Below are records. Copy every line with "this" in it.

───── Supplied information

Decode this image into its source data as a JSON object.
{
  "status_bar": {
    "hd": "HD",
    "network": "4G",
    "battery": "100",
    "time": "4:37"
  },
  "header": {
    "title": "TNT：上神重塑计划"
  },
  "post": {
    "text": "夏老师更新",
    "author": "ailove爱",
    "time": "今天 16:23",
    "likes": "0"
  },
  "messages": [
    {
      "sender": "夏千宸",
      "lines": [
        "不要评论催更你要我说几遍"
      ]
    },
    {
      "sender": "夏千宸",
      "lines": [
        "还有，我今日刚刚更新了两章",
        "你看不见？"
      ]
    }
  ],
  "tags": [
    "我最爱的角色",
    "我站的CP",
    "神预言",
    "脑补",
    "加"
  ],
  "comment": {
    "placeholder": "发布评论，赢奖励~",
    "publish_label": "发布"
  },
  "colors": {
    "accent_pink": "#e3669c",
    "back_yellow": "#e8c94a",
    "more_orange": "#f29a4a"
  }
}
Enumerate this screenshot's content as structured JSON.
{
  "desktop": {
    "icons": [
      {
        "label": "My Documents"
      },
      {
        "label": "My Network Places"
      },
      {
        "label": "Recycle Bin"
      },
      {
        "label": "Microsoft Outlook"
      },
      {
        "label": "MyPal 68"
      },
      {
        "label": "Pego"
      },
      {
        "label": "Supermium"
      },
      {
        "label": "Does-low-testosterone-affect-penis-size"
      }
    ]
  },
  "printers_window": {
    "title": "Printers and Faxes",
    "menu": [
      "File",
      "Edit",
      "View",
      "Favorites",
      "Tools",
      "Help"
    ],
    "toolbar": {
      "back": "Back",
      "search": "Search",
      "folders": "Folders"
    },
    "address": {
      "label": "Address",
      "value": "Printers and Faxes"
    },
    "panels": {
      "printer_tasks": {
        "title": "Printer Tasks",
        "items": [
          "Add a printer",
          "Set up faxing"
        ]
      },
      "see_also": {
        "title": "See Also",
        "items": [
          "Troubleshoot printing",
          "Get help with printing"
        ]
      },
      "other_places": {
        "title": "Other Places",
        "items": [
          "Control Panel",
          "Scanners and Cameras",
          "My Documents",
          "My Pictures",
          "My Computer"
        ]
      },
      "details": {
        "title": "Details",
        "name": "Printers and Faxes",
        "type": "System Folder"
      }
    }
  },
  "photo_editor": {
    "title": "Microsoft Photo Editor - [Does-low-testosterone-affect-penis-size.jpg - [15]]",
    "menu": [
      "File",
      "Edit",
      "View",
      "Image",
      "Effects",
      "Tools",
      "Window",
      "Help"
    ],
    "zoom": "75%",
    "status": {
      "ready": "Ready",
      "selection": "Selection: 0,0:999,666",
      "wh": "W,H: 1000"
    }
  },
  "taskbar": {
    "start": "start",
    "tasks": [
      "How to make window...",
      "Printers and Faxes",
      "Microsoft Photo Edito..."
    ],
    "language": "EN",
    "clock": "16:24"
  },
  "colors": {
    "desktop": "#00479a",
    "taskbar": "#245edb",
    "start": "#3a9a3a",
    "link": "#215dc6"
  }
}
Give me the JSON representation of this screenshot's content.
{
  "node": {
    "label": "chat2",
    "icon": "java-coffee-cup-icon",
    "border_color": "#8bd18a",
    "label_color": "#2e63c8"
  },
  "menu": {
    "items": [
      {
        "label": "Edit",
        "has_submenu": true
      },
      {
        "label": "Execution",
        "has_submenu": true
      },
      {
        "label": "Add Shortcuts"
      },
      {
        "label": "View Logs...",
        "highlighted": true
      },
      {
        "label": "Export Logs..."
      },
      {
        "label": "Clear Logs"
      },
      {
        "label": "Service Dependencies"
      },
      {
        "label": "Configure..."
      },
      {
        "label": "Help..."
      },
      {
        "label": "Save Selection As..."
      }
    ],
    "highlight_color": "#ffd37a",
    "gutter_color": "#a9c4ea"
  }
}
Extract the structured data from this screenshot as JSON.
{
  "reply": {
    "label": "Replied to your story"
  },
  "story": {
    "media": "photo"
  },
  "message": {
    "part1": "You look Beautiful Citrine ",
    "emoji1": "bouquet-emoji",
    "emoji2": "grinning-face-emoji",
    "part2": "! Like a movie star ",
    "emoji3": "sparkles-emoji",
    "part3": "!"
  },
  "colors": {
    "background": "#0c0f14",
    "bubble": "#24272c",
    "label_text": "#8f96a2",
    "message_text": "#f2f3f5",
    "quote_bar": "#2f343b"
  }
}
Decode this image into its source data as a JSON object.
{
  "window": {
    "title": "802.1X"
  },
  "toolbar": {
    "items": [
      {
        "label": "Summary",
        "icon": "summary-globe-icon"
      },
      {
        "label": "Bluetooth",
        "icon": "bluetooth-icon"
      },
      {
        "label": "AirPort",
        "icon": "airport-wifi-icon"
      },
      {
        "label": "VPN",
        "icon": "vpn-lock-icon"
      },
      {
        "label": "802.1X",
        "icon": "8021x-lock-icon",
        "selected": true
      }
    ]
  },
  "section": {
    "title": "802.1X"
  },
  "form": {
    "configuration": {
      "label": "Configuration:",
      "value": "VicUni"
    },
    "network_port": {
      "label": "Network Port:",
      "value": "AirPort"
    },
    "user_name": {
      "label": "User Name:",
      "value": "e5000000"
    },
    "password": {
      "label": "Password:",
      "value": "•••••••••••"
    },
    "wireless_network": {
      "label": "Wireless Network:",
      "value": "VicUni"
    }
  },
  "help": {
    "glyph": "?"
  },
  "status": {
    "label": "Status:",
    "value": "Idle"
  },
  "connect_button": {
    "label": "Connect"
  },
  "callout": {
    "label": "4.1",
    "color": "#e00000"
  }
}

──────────

_Expected answer_
Decode this image into its source data as a JSON object.
Enumerate this screenshot's content as structured JSON.
Give me the JSON representation of this screenshot's content.
Extract the structured data from this screenshot as JSON.
Decode this image into its source data as a JSON object.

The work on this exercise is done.